After the siblings were arrested, interrogator Robert Mohr originally believed Sophie to be innocent, but once Hans confessed, she also took full responsibility, trying to protect other members of the group. However, a handwritten draft of another leaflet was found in Hans’ pocket, it matched handwriting on a letter found in Sophie’s apartment written by Christoph Probst, who was then arrested as well. They appeared in the People’s Court before the notorious Judge Roland Freisler five days later. He behaved more like a prosecutor than an impartial judge. He raged and ranted against the accused and conducted what was a mockery of a trial as if the future of the Third Reich was at stake. The defendants were permitted neither to give testimony in their defence nor bring in witnesses, so the only statement on record is Sophie’s declaration, “Somebody, after all, had to make a start. What we wrote and said is also believed by many others. They just don’t dare express themselves as we did.”
On February 22, 1943, Sophie, Hans, and their friend Christoph Probst, were all found guilty of treason and sentenced to be executed by guillotine. They were beheaded by executioner Johann Reichhart in Munich’s Stadelheim Prison only a few hours later at 5 pm. As Sophie walked to her execution, she said, “How can we expect righteousness to prevail when there is hardly anyone willing to give himself up individually to a righteous cause? Such a fine, sunny day, and I have to go, but what does my death matter, if through us, thousands of people are awakened and stirred to action?” The execution was supervised by Dr Walter Roemer who was the enforcement chief of the Munich district court.
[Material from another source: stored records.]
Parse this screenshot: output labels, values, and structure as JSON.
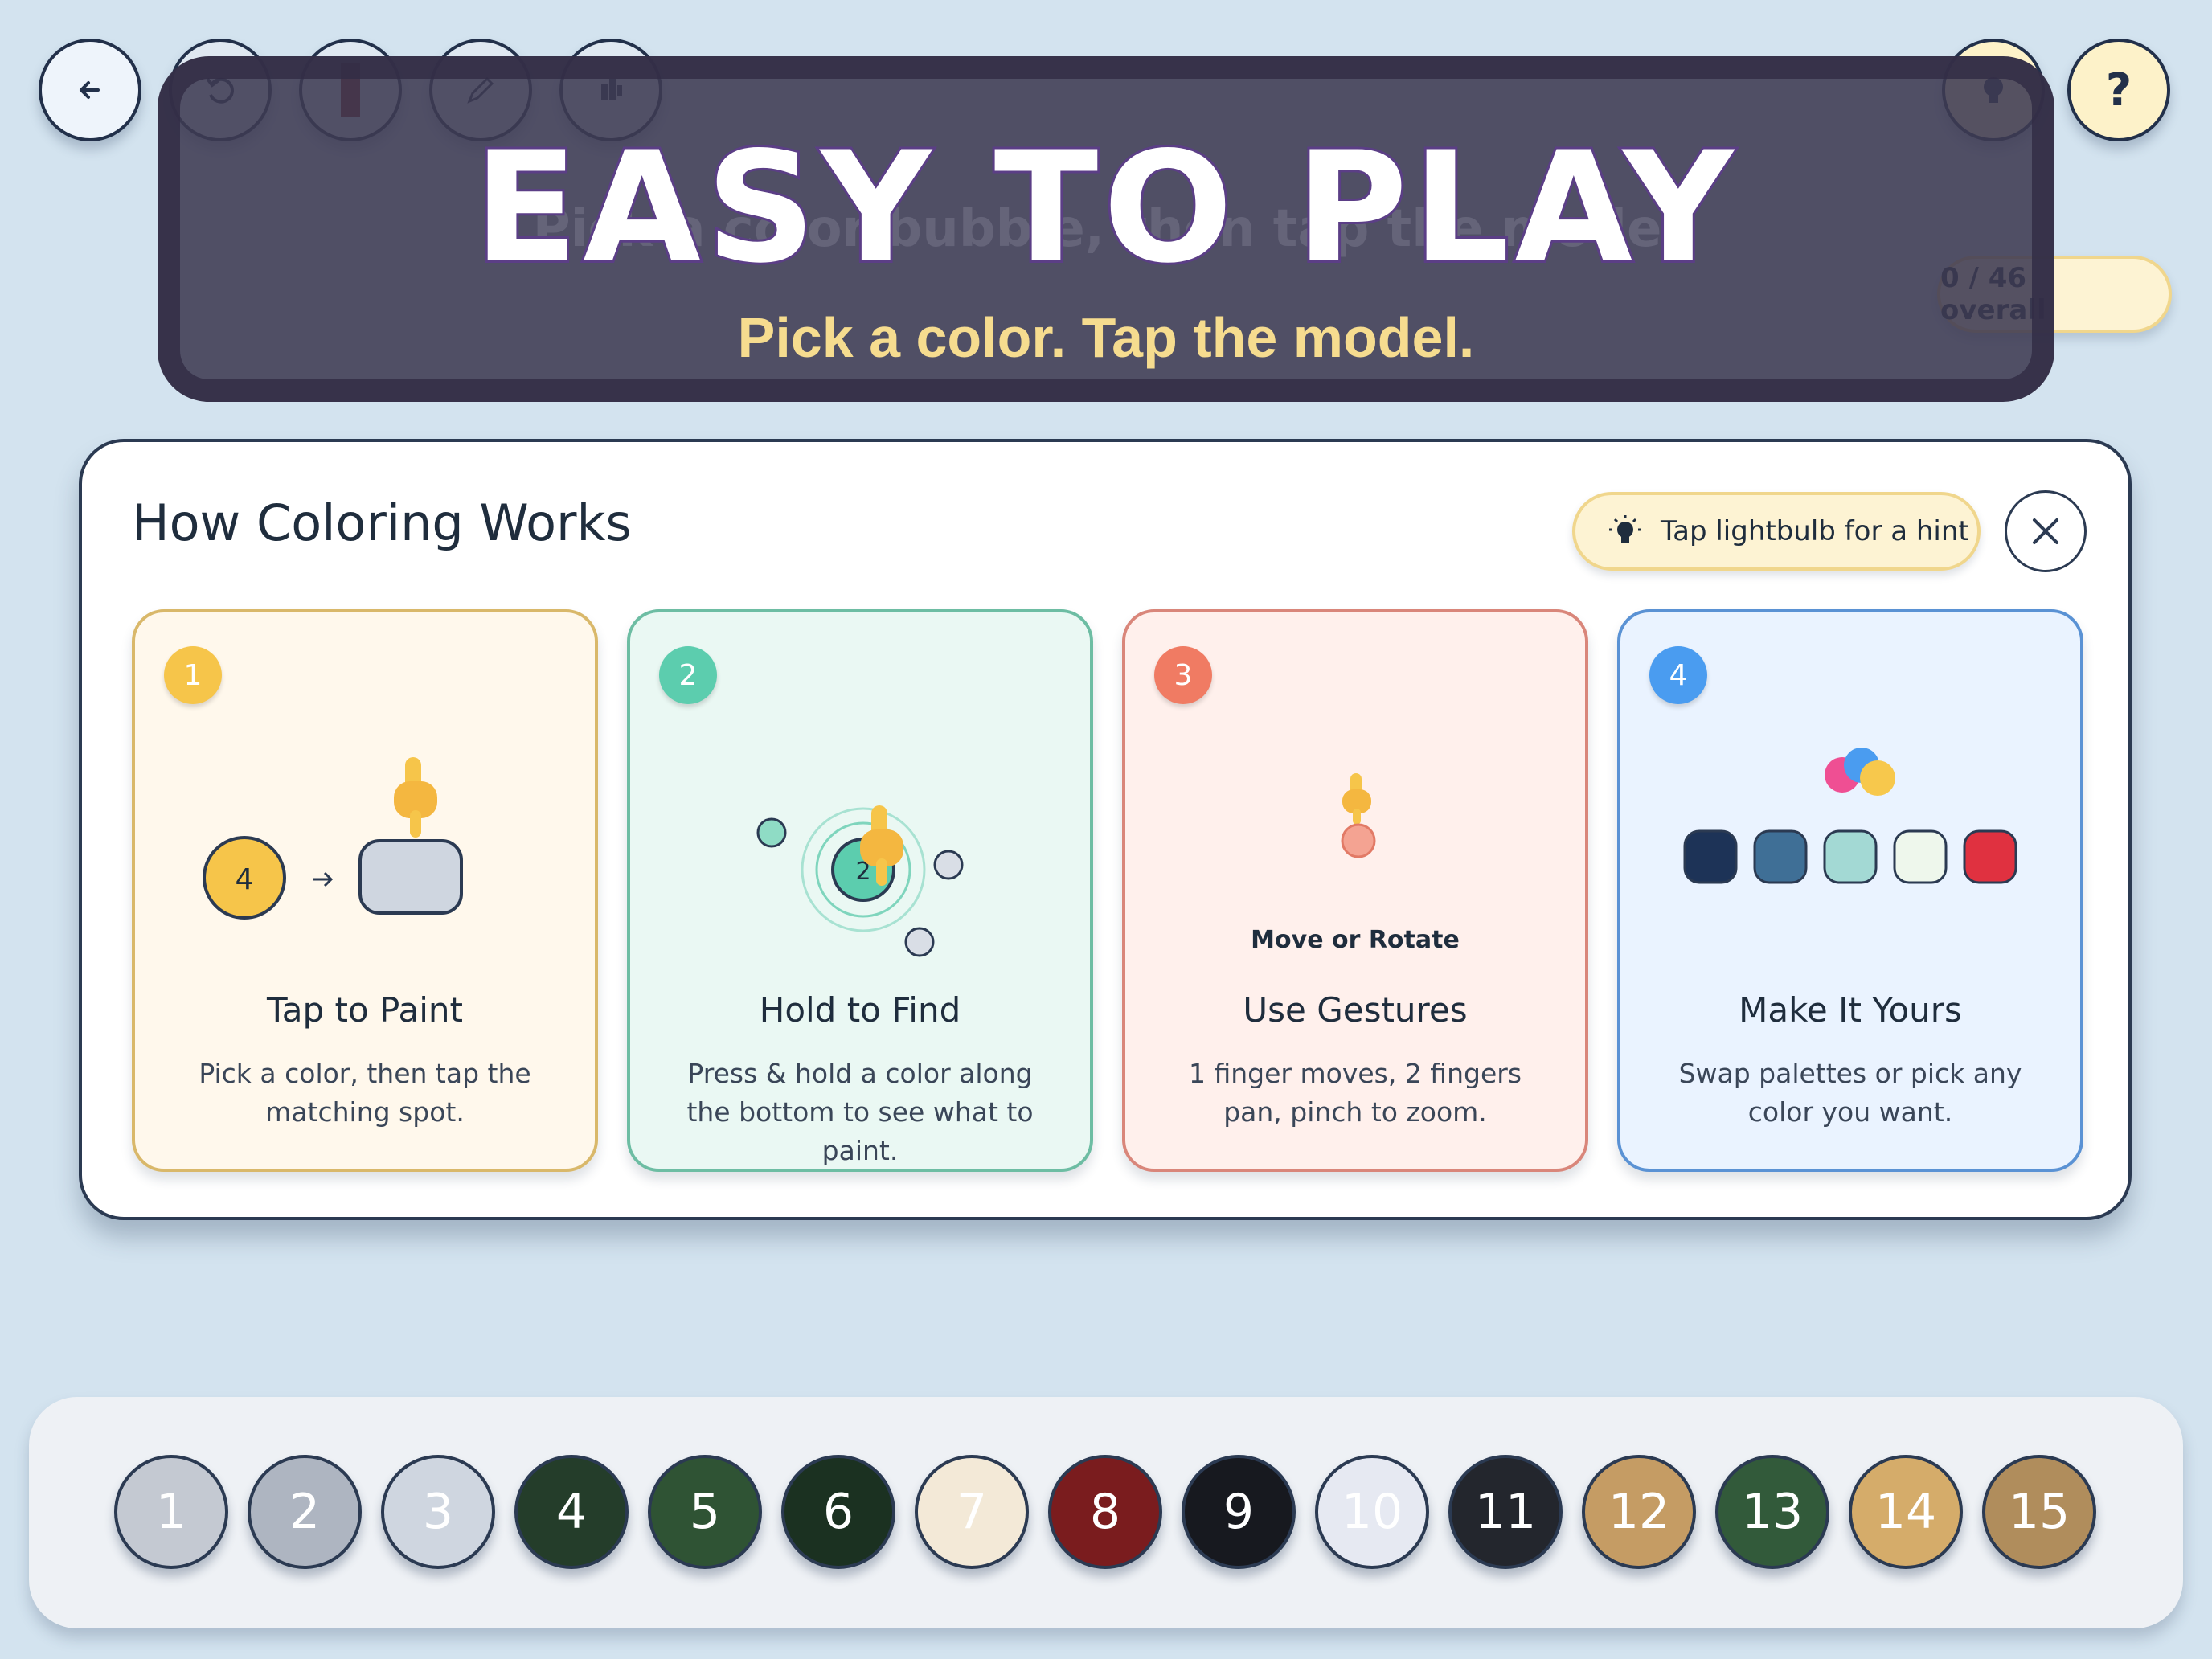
{
  "toolbar": {
    "back_icon": "arrow-left-icon",
    "undo_icon": "undo-icon",
    "color_icon": "color-swatch-icon",
    "pencil_icon": "pencil-icon",
    "hand_icon": "hand-icon",
    "hint_icon": "lightbulb-icon",
    "help_label": "?"
  },
  "banner": {
    "title": "EASY TO PLAY",
    "subtitle": "Pick a color. Tap the model.",
    "ghost_text": "Pick a color bubble, then tap the model"
  },
  "progress": {
    "overall_label": "0 / 46 overall"
  },
  "modal": {
    "title": "How Coloring Works",
    "hint_label": "Tap lightbulb for a hint",
    "close_icon": "close-icon",
    "cards": [
      {
        "number": "1",
        "title": "Tap to Paint",
        "description": "Pick a color, then tap the matching spot.",
        "bubble_number": "4",
        "color": "#f6c54a",
        "bg": "#fff8ec",
        "border": "#d9b86a"
      },
      {
        "number": "2",
        "title": "Hold to Find",
        "description": "Press & hold a color along the bottom to see what to paint.",
        "bubble_number": "2",
        "color": "#5ccdae",
        "bg": "#eaf8f3",
        "border": "#6dbda3"
      },
      {
        "number": "3",
        "title": "Use Gestures",
        "description": "1 finger moves, 2 fingers pan, pinch to zoom.",
        "gesture_label": "Move or Rotate",
        "color": "#f07b63",
        "bg": "#fff0ec",
        "border": "#d9867a"
      },
      {
        "number": "4",
        "title": "Make It Yours",
        "description": "Swap palettes or pick any color you want.",
        "color": "#4a9cf0",
        "bg": "#eaf3ff",
        "border": "#5a92d4",
        "palette_colors": [
          "#1d3357",
          "#3f6f96",
          "#a3d9d4",
          "#eef7ec",
          "#e03140"
        ]
      }
    ]
  },
  "palette": [
    {
      "label": "1",
      "color": "#c4c9d2",
      "text": "#ffffff"
    },
    {
      "label": "2",
      "color": "#aeb5c1",
      "text": "#ffffff"
    },
    {
      "label": "3",
      "color": "#cfd6e0",
      "text": "#ffffff"
    },
    {
      "label": "4",
      "color": "#243d2a",
      "text": "#ffffff"
    },
    {
      "label": "5",
      "color": "#2f5334",
      "text": "#ffffff"
    },
    {
      "label": "6",
      "color": "#1b3121",
      "text": "#ffffff"
    },
    {
      "label": "7",
      "color": "#f3e9d7",
      "text": "#ffffff"
    },
    {
      "label": "8",
      "color": "#7a1c1e",
      "text": "#ffffff"
    },
    {
      "label": "9",
      "color": "#17191f",
      "text": "#ffffff"
    },
    {
      "label": "10",
      "color": "#e6e9f2",
      "text": "#ffffff"
    },
    {
      "label": "11",
      "color": "#23262d",
      "text": "#ffffff"
    },
    {
      "label": "12",
      "color": "#c59c64",
      "text": "#ffffff"
    },
    {
      "label": "13",
      "color": "#325a3a",
      "text": "#ffffff"
    },
    {
      "label": "14",
      "color": "#d5ac6a",
      "text": "#ffffff"
    },
    {
      "label": "15",
      "color": "#b08d5c",
      "text": "#ffffff"
    }
  ]
}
Prison officials, while later recounting the story, emphasized the courage with which she walked to her execution. Her last words were “Die Sonne scheint noch”—”The sun still shines.”
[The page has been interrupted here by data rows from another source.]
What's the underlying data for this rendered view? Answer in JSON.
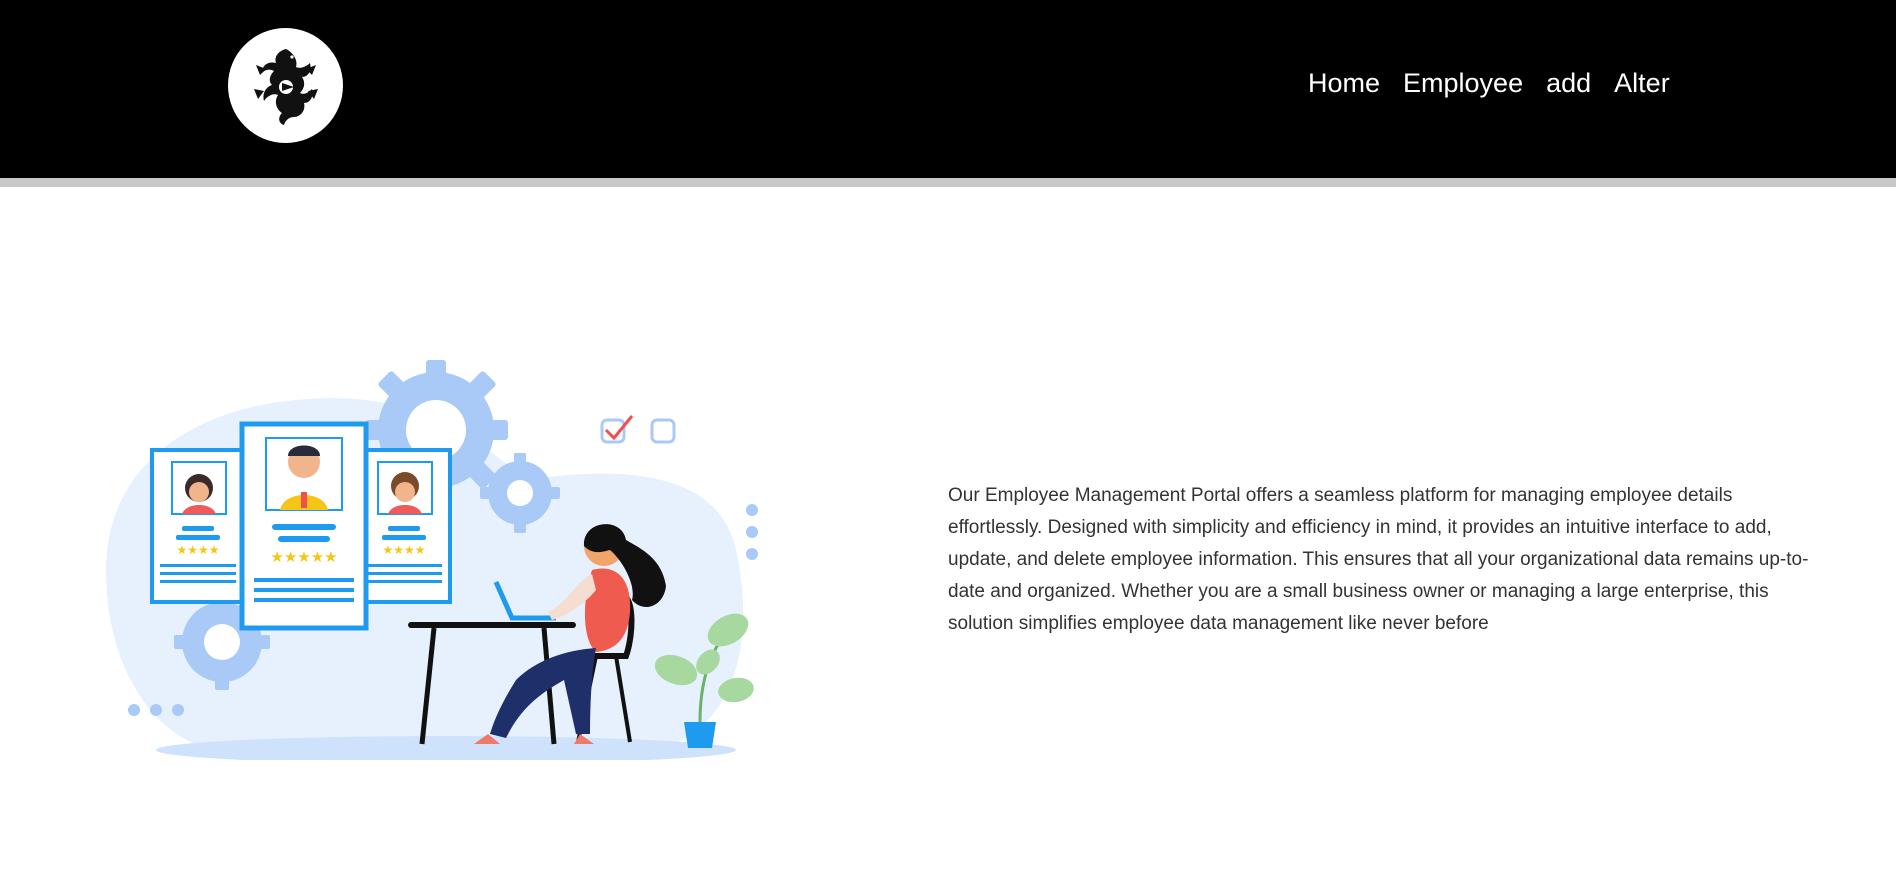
{
  "navbar": {
    "logo_icon": "dragon-emblem-icon",
    "links": [
      {
        "label": "Home"
      },
      {
        "label": "Employee"
      },
      {
        "label": "add"
      },
      {
        "label": "Alter"
      }
    ]
  },
  "hero": {
    "illustration_icon": "employee-management-illustration",
    "description": "Our Employee Management Portal offers a seamless platform for managing employee details effortlessly. Designed with simplicity and efficiency in mind, it provides an intuitive interface to add, update, and delete employee information. This ensures that all your organizational data remains up-to-date and organized. Whether you are a small business owner or managing a large enterprise, this solution simplifies employee data management like never before"
  },
  "colors": {
    "navbar_bg": "#000000",
    "nav_text": "#ffffff",
    "accent_blue": "#1e9bef",
    "light_blue": "#a9c9f7",
    "star_yellow": "#f5c518"
  }
}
Unfortunately, they were not the last to die. The Gestapo was unyielding in pursuing the case. Later tried and executed were Alex Schmorell (age 25), Willi Graf (age 25), and Kurt Huber (age 49). Students at the University of Hamburg were either executed or sent to concentration camps.
After their deaths, a copy of the sixth pamphlet was smuggled out of Germany and delivered to the Allies. It was retitled “The Manifesto of the Students of Munich” and Allied Forces dropped millions of copies, spreading their words of conscience and calls for resistance across Germany. After the war, verdicts like those against the Scholls were overturned; Germany now considers the White Rose members to be heroes.
In 2005, a German television survey voted Hans and Sophie Scholl the fourth greatest Germans of all time, and in the same year in a German women’s magazine, Sophie Scholl was named the greatest woman of the 20th century.
The enduring legacy of Sophie Scholl and her comrades lies in the courage with which students and youths today are resisting fascistic regimes the world over. n